U.S. deaths from coronavirus could reach 200,000 with millions of cases, the government's top infectious diseases expert warned on Sunday as New York, New Orleans and other major cities warned they would soon run out of medical supplies.
Dr. Anthony Fauci, director of the National Institute of Allergy and Infectious Diseases, estimated in an interview with CNN that the pandemic could cause between 100,000 and 200,000 deaths in the United States.
Since 2010, the flu has killed between 12,000 and 61,000 Americans a year, according to the website of the U.S. Centers for Disease Control and Prevention. The 1918-19 flu pandemic killed 675,000 in the United States, according to the Centers for Disease Control and Prevention (CDC).

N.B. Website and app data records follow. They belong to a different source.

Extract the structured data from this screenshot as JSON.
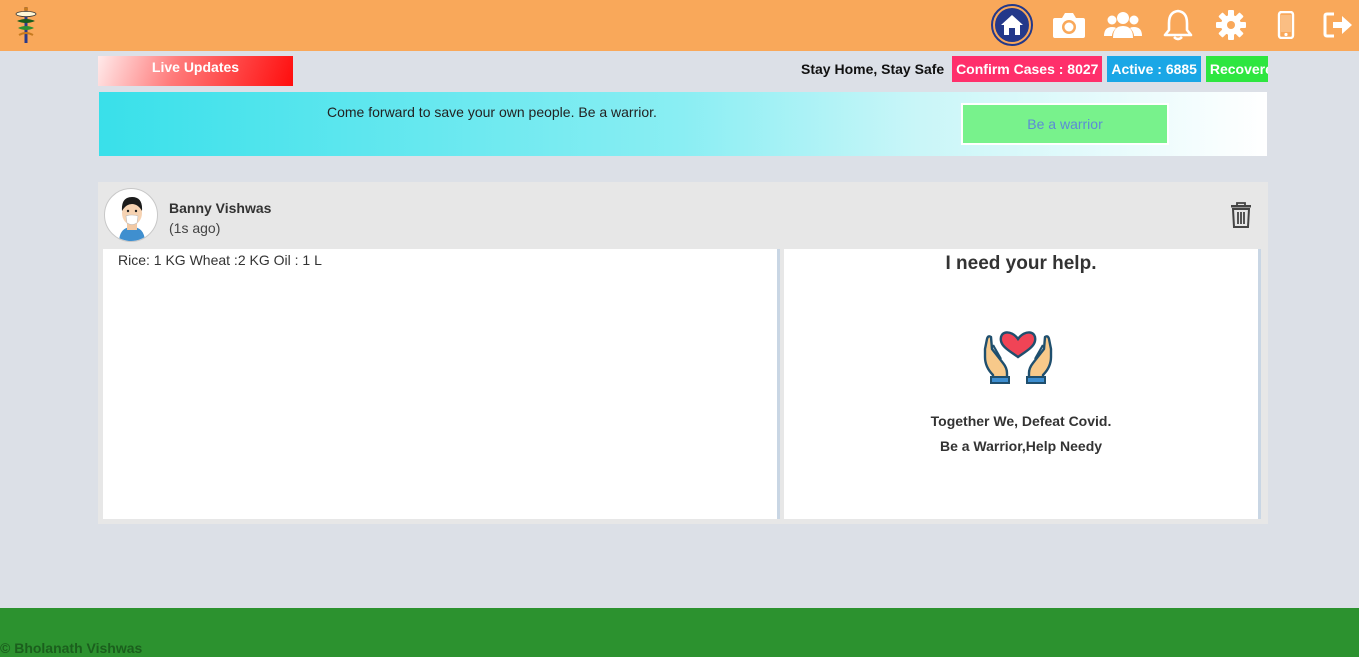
{
  "topbar": {
    "logo_icon": "caduceus-icon",
    "icons": [
      "home-icon",
      "camera-icon",
      "users-icon",
      "bell-icon",
      "gear-icon",
      "mobile-icon",
      "logout-icon"
    ],
    "color": "#f9a85a"
  },
  "live_updates": {
    "label": "Live Updates"
  },
  "ticker": {
    "stay": "Stay Home, Stay Safe",
    "confirm": "Confirm Cases : 8027",
    "active": "Active : 6885",
    "recovered": "Recovered"
  },
  "banner": {
    "text": "Come forward to save your own people. Be a warrior.",
    "button": "Be a warrior"
  },
  "post": {
    "user_name": "Banny Vishwas",
    "time": "(1s ago)",
    "items": "Rice: 1 KG Wheat :2 KG Oil : 1 L",
    "help_title": "I need your help.",
    "slogan_1": "Together We, Defeat Covid.",
    "slogan_2": "Be a Warrior,Help Needy"
  },
  "footer": {
    "copyright": "© Bholanath Vishwas",
    "color": "#2c922f"
  }
}
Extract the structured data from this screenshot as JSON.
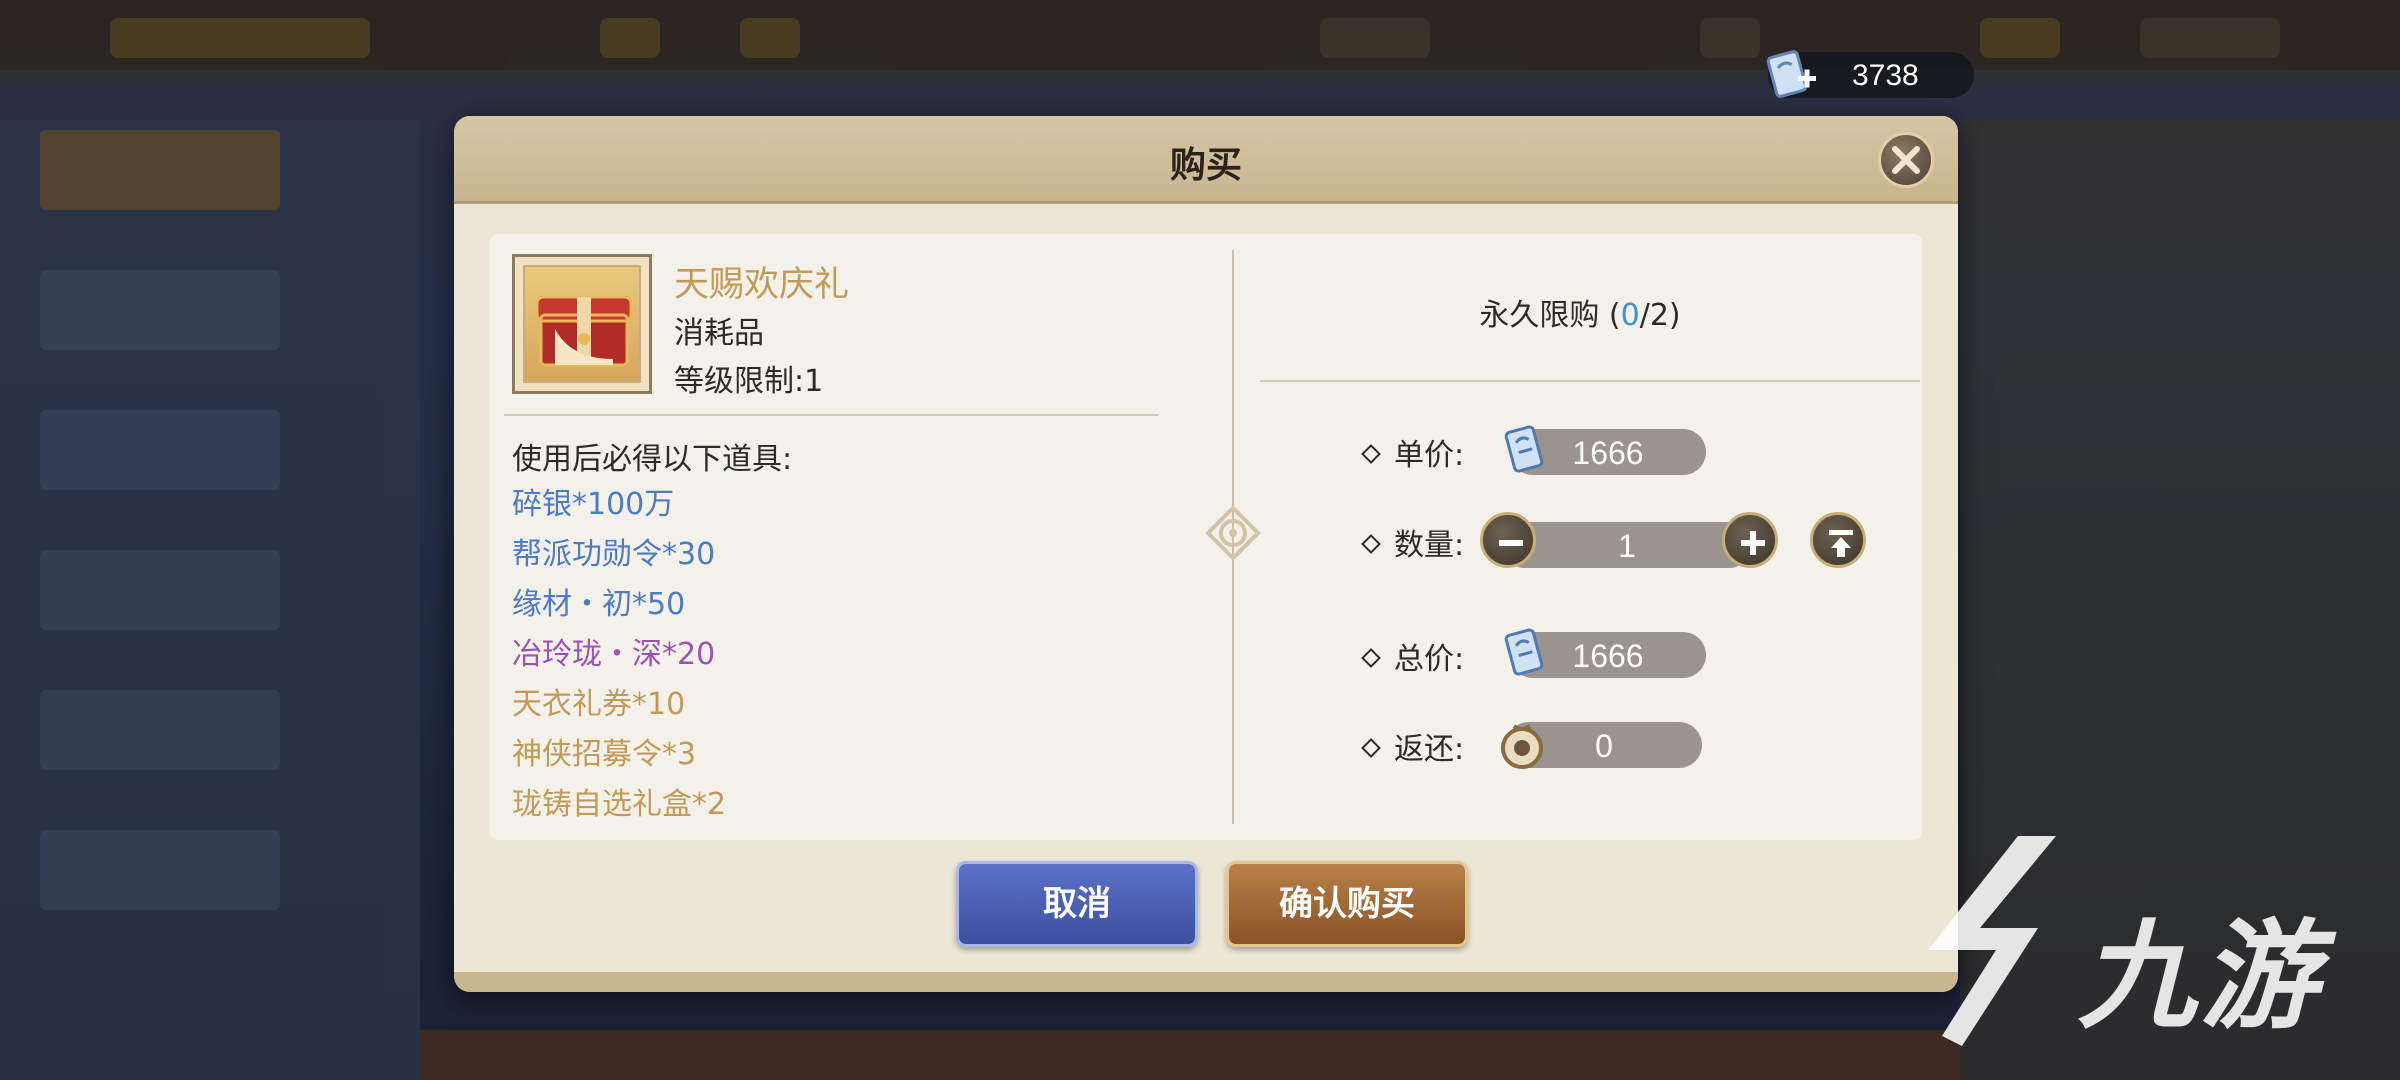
{
  "currency": {
    "amount": "3738",
    "icon": "ticket-plus-icon"
  },
  "dialog": {
    "title": "购买",
    "close_icon": "close-icon",
    "item": {
      "name": "天赐欢庆礼",
      "type": "消耗品",
      "level_limit": "等级限制:1",
      "icon": "gift-chest-icon"
    },
    "rewards_title": "使用后必得以下道具:",
    "rewards": [
      {
        "text": "碎银*100万",
        "color": "#4a7bc4"
      },
      {
        "text": "帮派功勋令*30",
        "color": "#4a7bc4"
      },
      {
        "text": "缘材・初*50",
        "color": "#4a7bc4"
      },
      {
        "text": "冶玲珑・深*20",
        "color": "#9b52b8"
      },
      {
        "text": "天衣礼券*10",
        "color": "#c29a57"
      },
      {
        "text": "神侠招募令*3",
        "color": "#c29a57"
      },
      {
        "text": "珑铸自选礼盒*2",
        "color": "#c29a57"
      }
    ],
    "limit": {
      "prefix": "永久限购 (",
      "current": "0",
      "suffix": "/2)"
    },
    "unit_price": {
      "label": "单价:",
      "value": "1666",
      "icon": "ticket-icon"
    },
    "quantity": {
      "label": "数量:",
      "value": "1",
      "minus_icon": "minus-icon",
      "plus_icon": "plus-icon",
      "max_icon": "max-icon"
    },
    "total_price": {
      "label": "总价:",
      "value": "1666",
      "icon": "ticket-icon"
    },
    "rebate": {
      "label": "返还:",
      "value": "0",
      "icon": "coin-icon"
    },
    "cancel_label": "取消",
    "confirm_label": "确认购买"
  },
  "watermark": {
    "text": "九游"
  },
  "colors": {
    "blue_value": "#3b8fe0",
    "gold_text": "#c29a57",
    "cancel_button": "#4a60b4",
    "confirm_button": "#a06a38"
  }
}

A shortage of ventilators in several major cities worsened as the U.S. death count crossed 2,100 on Saturday, more than double the level from two days ago. The United States has now recorded more than 123,000 cases of COVID-19, the disease caused by the virus, the most of any country in the world.

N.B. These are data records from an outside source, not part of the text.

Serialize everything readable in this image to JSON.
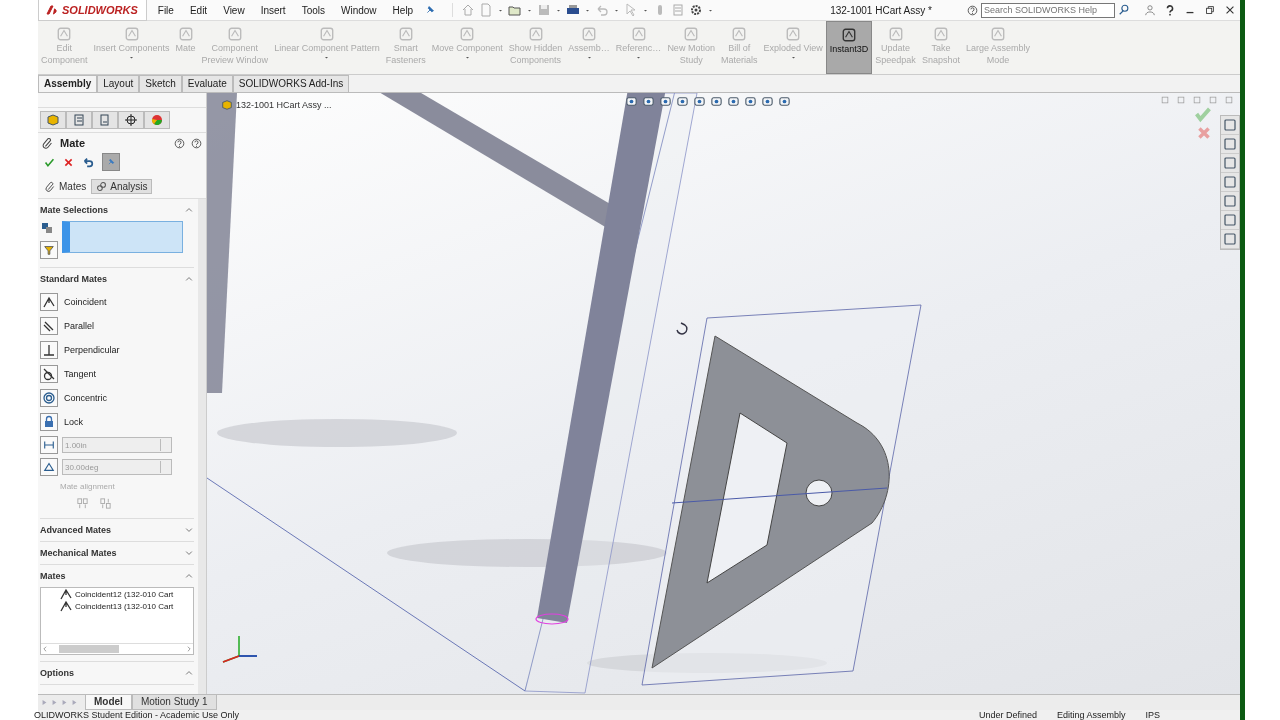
{
  "title_bar": {
    "logo": "SOLIDWORKS",
    "menus": [
      "File",
      "Edit",
      "View",
      "Insert",
      "Tools",
      "Window",
      "Help"
    ],
    "document_title": "132-1001 HCart Assy *",
    "search": {
      "placeholder": "Search SOLIDWORKS Help"
    }
  },
  "toolbar": {
    "buttons": [
      {
        "label": "Edit\nComponent",
        "disabled": true,
        "dropdown": false,
        "selected": false
      },
      {
        "label": "Insert Components",
        "disabled": true,
        "dropdown": true,
        "selected": false
      },
      {
        "label": "Mate",
        "disabled": true,
        "dropdown": false,
        "selected": false
      },
      {
        "label": "Component\nPreview Window",
        "disabled": true,
        "dropdown": false,
        "selected": false
      },
      {
        "label": "Linear Component Pattern",
        "disabled": true,
        "dropdown": true,
        "selected": false
      },
      {
        "label": "Smart\nFasteners",
        "disabled": true,
        "dropdown": false,
        "selected": false
      },
      {
        "label": "Move Component",
        "disabled": true,
        "dropdown": true,
        "selected": false
      },
      {
        "label": "Show Hidden\nComponents",
        "disabled": true,
        "dropdown": false,
        "selected": false
      },
      {
        "label": "Assemb…",
        "disabled": true,
        "dropdown": true,
        "selected": false
      },
      {
        "label": "Referenc…",
        "disabled": true,
        "dropdown": true,
        "selected": false
      },
      {
        "label": "New Motion\nStudy",
        "disabled": true,
        "dropdown": false,
        "selected": false
      },
      {
        "label": "Bill of\nMaterials",
        "disabled": true,
        "dropdown": false,
        "selected": false
      },
      {
        "label": "Exploded View",
        "disabled": true,
        "dropdown": true,
        "selected": false
      },
      {
        "label": "Instant3D",
        "disabled": false,
        "dropdown": false,
        "selected": true
      },
      {
        "label": "Update\nSpeedpak",
        "disabled": true,
        "dropdown": false,
        "selected": false
      },
      {
        "label": "Take\nSnapshot",
        "disabled": true,
        "dropdown": false,
        "selected": false
      },
      {
        "label": "Large Assembly\nMode",
        "disabled": true,
        "dropdown": false,
        "selected": false
      }
    ]
  },
  "tabs": [
    {
      "label": "Assembly",
      "selected": true
    },
    {
      "label": "Layout",
      "selected": false
    },
    {
      "label": "Sketch",
      "selected": false
    },
    {
      "label": "Evaluate",
      "selected": false
    },
    {
      "label": "SOLIDWORKS Add-Ins",
      "selected": false
    }
  ],
  "property_manager": {
    "title": "Mate",
    "subtabs": [
      {
        "label": "Mates",
        "selected": true
      },
      {
        "label": "Analysis",
        "selected": false
      }
    ],
    "sections": [
      {
        "kind": "selections",
        "title": "Mate Selections",
        "expanded": true
      },
      {
        "kind": "standard",
        "title": "Standard Mates",
        "expanded": true,
        "mates": [
          "Coincident",
          "Parallel",
          "Perpendicular",
          "Tangent",
          "Concentric",
          "Lock"
        ],
        "distance": {
          "value": "1.00in",
          "disabled": true
        },
        "angle": {
          "value": "30.00deg",
          "disabled": true
        },
        "alignment_label": "Mate alignment"
      },
      {
        "kind": "plain",
        "title": "Advanced Mates",
        "expanded": false
      },
      {
        "kind": "plain",
        "title": "Mechanical Mates",
        "expanded": false
      },
      {
        "kind": "list",
        "title": "Mates",
        "expanded": true,
        "items": [
          "Coincident12 (132-010 Cart",
          "Coincident13 (132-010 Cart"
        ]
      },
      {
        "kind": "plain",
        "title": "Options",
        "expanded": true
      }
    ]
  },
  "graphics": {
    "tree_label": "132-1001 HCart Assy ..."
  },
  "bottom_tabs": [
    {
      "label": "Model",
      "selected": true
    },
    {
      "label": "Motion Study 1",
      "selected": false
    }
  ],
  "status_bar": {
    "edition": "OLIDWORKS Student Edition - Academic Use Only",
    "state": "Under Defined",
    "mode": "Editing Assembly",
    "units": "IPS"
  }
}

New York City will need hundreds more ventilators in a few days and more masks, gowns and other supplies by April 5, Mayor Bill de Blasio told CNN on Sunday.
New Orleans will run out of ventilators around April 4 and officials in Louisiana still do not know whether they will receive any ventilators from the national stockpile, the governor said.
Louisiana has tried to order 12,000 ventilators from commercial vendors and has received 192, Governor John Bel Edwards said on CBS' "Face the Nation."
"We haven't yet been approved for ventilators out of the national stockpile. I continue to press that case and I hope we will be cut in for a slice of what they have left," Edwards said. "It is the one thing that really keeps me up at night."
Doctors are also especially concerned about a shortage of ventilators, breathing machines needed by many of those suffering from the pneumonia-like respiratory ailment.
Dr. Arabia Mollette, an emergency medicine physician at Brookdale and St. Barnabas Hospital in the Bronx, has started praying during the cab ride to work in the morning before she enters what she describes as a "medical warzone." At the end of her shift, which often runs much longer than the scheduled 12 hours, she sometimes cannot hold back tears.
"We're trying to keep our heads above water without drowning," Mollette said. "We are scared. We're trying to fight for everyone else's life, but we also fight for our lives as well."
On Saturday, the U.S. Centers for Disease Control and Prevention warned residents of New York, Connecticut and New Jersey against non-essential domestic travel for 14 days.
Tests to track the disease's progress also remain in short supply, despite repeated White House promises that they would be widely available.
Since the virus first appeared in the United States in late January, President Donald Trump has vacillated between playing down the risks of infection and urging Americans to take steps to slow its spread.